- **The data**:
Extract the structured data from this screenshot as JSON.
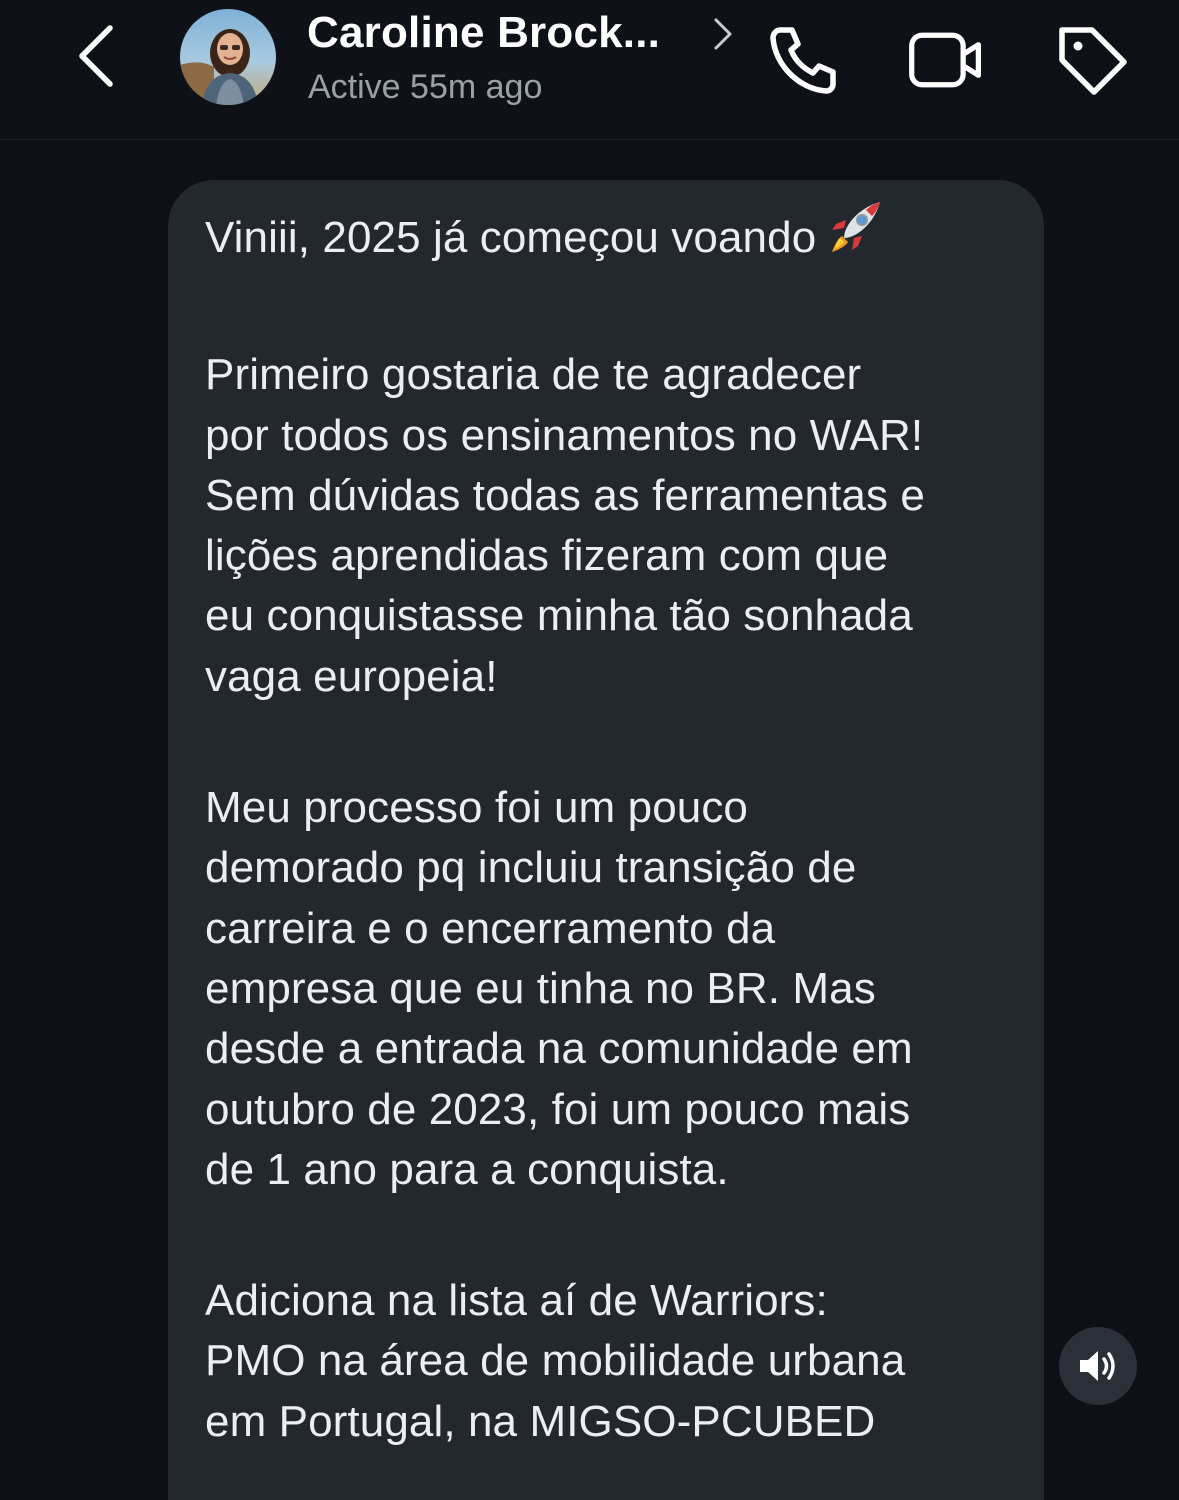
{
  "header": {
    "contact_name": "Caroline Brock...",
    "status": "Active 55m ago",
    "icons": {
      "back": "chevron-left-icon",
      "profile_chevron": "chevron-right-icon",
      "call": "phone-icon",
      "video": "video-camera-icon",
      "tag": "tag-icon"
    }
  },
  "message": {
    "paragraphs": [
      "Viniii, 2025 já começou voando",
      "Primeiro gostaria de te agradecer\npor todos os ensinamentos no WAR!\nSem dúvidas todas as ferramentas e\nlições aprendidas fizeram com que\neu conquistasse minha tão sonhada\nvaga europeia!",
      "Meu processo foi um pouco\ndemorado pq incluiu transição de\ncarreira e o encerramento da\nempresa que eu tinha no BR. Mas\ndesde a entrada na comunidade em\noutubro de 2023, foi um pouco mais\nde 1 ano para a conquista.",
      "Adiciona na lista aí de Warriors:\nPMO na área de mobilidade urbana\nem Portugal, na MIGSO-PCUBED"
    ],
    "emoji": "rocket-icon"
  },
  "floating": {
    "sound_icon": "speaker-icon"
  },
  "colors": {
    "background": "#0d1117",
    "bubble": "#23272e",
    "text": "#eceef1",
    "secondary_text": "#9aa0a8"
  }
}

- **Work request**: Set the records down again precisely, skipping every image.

- **Solved exercise**:
Extract the structured data from this screenshot as JSON.
{
  "header": {
    "contact_name": "Caroline Brock...",
    "status": "Active 55m ago",
    "icons": {
      "back": "chevron-left-icon",
      "profile_chevron": "chevron-right-icon",
      "call": "phone-icon",
      "video": "video-camera-icon",
      "tag": "tag-icon"
    }
  },
  "message": {
    "paragraphs": [
      "Viniii, 2025 já começou voando",
      "Primeiro gostaria de te agradecer\npor todos os ensinamentos no WAR!\nSem dúvidas todas as ferramentas e\nlições aprendidas fizeram com que\neu conquistasse minha tão sonhada\nvaga europeia!",
      "Meu processo foi um pouco\ndemorado pq incluiu transição de\ncarreira e o encerramento da\nempresa que eu tinha no BR. Mas\ndesde a entrada na comunidade em\noutubro de 2023, foi um pouco mais\nde 1 ano para a conquista.",
      "Adiciona na lista aí de Warriors:\nPMO na área de mobilidade urbana\nem Portugal, na MIGSO-PCUBED"
    ],
    "emoji": "rocket-icon"
  },
  "floating": {
    "sound_icon": "speaker-icon"
  },
  "colors": {
    "background": "#0d1117",
    "bubble": "#23272e",
    "text": "#eceef1",
    "secondary_text": "#9aa0a8"
  }
}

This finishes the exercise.